(PROBLEM REQUIREMENTS): Each line of the material holding the word "icon" must be identified and copied.

(DATA SHOWN):

-=-=-

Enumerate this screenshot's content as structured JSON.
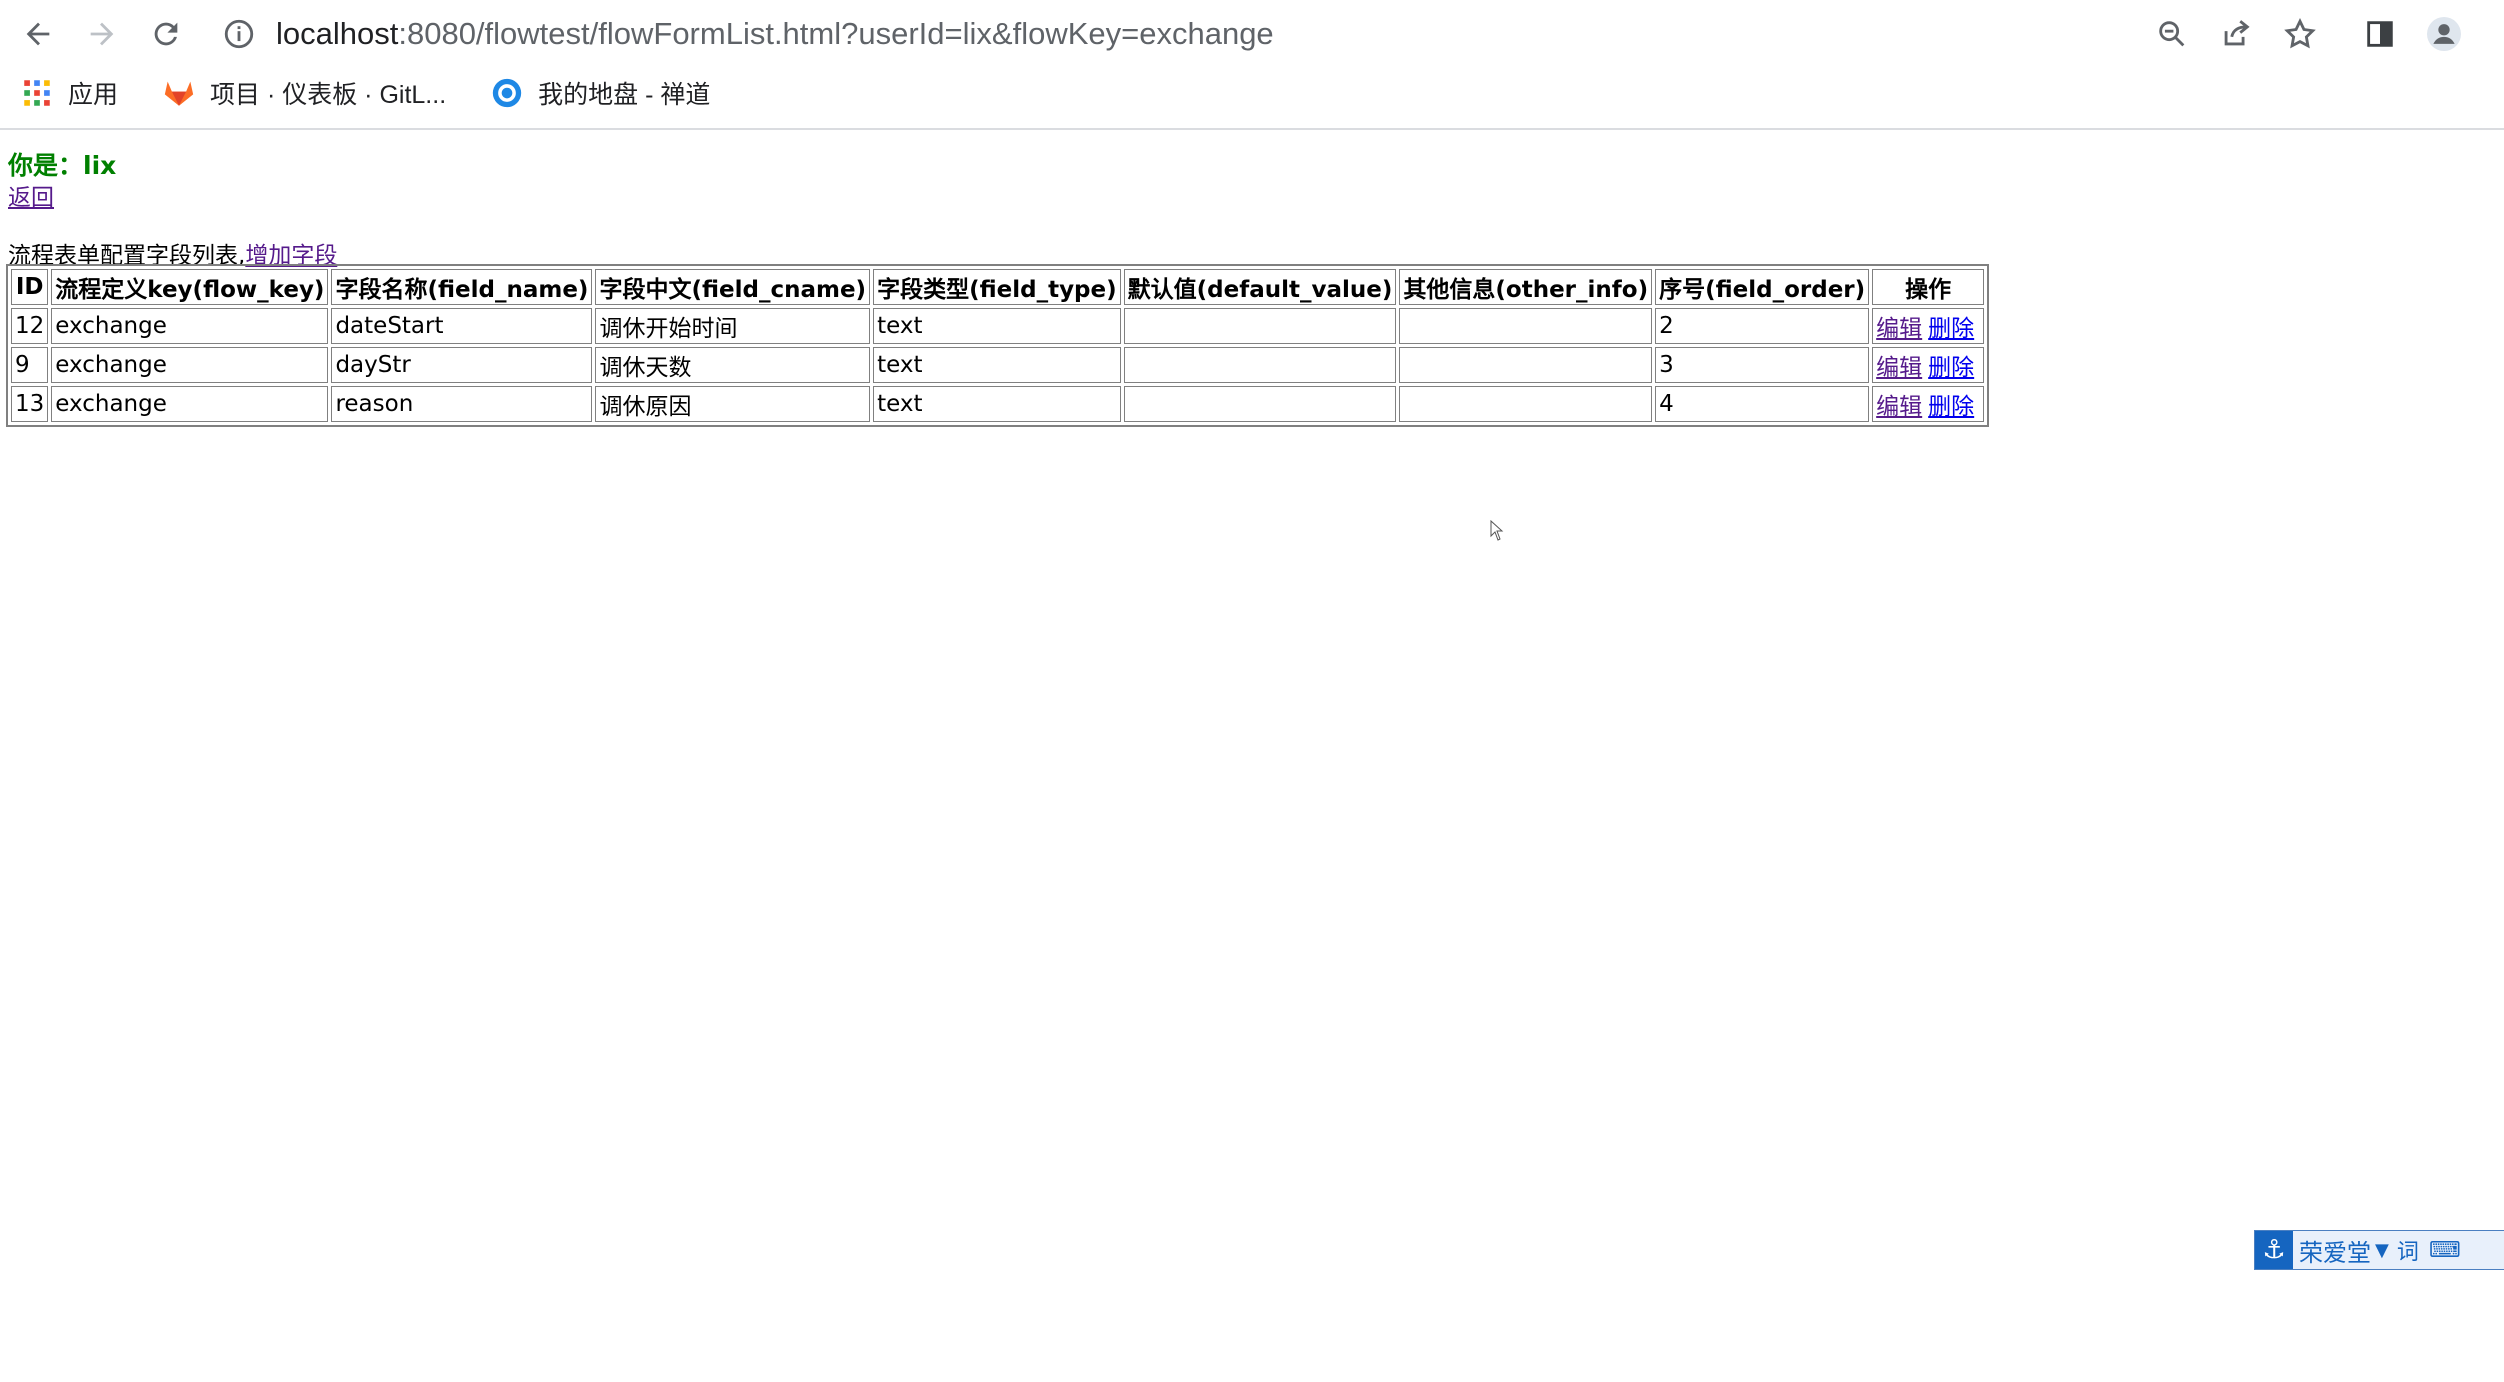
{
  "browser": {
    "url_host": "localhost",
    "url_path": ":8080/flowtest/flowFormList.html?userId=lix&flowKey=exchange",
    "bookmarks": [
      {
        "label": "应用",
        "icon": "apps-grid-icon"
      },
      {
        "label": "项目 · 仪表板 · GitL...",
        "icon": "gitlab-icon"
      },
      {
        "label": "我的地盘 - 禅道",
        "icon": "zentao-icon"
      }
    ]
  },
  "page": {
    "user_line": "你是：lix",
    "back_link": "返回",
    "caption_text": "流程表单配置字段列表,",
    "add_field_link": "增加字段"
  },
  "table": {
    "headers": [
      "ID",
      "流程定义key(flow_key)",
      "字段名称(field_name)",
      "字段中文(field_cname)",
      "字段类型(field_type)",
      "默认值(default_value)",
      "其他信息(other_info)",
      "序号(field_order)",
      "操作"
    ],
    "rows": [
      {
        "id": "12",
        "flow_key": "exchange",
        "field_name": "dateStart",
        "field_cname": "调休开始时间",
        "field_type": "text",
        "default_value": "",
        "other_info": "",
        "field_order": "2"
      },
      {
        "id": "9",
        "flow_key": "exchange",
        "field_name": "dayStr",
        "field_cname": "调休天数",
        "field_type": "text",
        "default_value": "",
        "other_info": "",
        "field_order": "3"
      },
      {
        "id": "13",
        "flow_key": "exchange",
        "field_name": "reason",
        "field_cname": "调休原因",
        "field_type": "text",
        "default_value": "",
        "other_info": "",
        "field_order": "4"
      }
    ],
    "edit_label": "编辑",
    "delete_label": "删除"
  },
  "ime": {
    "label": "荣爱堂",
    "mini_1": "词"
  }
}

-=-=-

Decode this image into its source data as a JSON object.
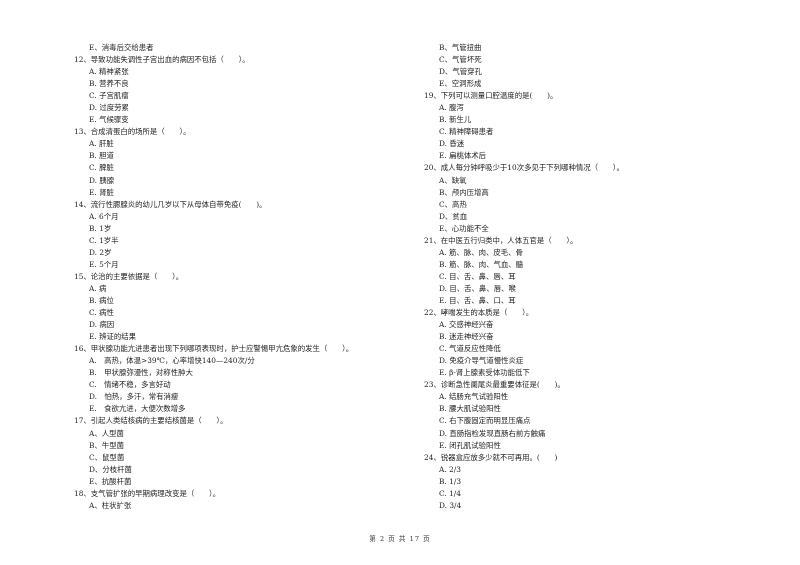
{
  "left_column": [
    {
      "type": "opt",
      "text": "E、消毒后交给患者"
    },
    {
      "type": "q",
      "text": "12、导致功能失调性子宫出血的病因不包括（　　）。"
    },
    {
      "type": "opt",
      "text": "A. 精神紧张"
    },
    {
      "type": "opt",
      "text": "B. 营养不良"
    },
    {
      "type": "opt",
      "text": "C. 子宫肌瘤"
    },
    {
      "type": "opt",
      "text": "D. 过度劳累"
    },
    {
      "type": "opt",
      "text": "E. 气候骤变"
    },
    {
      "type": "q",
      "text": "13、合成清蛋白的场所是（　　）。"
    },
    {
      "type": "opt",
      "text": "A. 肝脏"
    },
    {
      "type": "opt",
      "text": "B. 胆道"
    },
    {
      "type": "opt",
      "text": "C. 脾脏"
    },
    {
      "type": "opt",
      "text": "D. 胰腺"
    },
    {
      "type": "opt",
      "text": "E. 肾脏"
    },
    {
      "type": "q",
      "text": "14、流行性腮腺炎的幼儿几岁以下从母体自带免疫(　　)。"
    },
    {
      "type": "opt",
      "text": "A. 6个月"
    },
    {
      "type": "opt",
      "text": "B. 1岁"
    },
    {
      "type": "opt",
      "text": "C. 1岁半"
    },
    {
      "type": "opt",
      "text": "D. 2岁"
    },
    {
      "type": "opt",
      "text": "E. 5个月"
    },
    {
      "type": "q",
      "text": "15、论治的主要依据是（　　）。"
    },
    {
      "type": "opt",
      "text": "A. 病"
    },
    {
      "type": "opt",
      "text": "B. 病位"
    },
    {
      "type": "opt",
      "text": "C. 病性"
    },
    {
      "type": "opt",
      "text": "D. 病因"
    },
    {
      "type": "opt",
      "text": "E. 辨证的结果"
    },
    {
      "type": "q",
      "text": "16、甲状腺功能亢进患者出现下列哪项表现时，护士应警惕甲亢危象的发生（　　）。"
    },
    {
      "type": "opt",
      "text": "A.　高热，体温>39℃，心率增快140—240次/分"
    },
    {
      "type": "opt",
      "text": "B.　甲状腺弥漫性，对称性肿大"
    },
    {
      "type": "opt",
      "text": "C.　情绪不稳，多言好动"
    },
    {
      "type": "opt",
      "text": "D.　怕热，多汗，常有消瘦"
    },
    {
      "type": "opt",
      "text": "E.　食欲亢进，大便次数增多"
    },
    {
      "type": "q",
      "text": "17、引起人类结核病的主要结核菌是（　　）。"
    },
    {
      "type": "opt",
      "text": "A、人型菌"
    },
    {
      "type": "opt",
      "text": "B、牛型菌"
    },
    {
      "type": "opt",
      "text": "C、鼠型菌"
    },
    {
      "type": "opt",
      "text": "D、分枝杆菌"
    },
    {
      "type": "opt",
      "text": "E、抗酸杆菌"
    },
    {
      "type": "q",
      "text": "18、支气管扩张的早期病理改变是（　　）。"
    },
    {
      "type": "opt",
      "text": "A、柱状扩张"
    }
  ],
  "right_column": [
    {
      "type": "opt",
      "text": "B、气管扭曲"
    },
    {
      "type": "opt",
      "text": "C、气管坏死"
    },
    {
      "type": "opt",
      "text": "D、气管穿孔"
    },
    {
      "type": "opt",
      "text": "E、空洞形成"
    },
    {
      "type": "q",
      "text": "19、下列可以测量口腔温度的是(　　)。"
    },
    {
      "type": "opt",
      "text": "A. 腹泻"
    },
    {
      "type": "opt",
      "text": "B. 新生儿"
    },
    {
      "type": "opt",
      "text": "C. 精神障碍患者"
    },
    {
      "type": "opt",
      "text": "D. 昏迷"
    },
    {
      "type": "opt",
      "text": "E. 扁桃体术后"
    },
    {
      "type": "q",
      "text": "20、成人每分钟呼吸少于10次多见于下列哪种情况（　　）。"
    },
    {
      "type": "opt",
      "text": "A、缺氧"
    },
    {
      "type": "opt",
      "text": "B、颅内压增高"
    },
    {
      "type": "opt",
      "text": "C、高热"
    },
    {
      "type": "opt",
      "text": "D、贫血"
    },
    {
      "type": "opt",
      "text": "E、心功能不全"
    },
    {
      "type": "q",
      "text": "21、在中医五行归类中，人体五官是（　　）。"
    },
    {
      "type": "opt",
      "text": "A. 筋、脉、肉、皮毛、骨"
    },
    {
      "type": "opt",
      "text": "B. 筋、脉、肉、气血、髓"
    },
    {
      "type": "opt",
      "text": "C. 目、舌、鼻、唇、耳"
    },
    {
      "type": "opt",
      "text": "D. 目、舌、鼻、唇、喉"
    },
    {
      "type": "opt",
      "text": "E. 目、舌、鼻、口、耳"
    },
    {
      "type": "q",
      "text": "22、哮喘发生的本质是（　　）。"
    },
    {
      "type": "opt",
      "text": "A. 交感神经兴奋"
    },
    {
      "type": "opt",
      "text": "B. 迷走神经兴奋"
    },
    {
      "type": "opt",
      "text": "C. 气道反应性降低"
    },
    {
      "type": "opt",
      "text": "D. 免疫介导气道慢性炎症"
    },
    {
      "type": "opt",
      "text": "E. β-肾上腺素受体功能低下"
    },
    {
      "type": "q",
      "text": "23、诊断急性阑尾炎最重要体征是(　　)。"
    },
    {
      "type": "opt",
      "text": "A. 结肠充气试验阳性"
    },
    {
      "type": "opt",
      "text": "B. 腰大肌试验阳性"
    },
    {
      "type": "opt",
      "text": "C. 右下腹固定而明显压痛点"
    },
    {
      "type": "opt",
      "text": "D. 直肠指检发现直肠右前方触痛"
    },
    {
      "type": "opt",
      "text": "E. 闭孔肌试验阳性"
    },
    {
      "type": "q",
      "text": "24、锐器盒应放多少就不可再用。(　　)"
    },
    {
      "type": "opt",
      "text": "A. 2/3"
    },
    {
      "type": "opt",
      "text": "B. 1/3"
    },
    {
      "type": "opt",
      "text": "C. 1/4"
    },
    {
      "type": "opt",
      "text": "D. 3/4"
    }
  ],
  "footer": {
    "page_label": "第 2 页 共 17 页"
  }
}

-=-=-

(ANSWER BELOW):
        "icon": "apps-grid-icon"
        "icon": "gitlab-icon"
        "icon": "zentao-icon"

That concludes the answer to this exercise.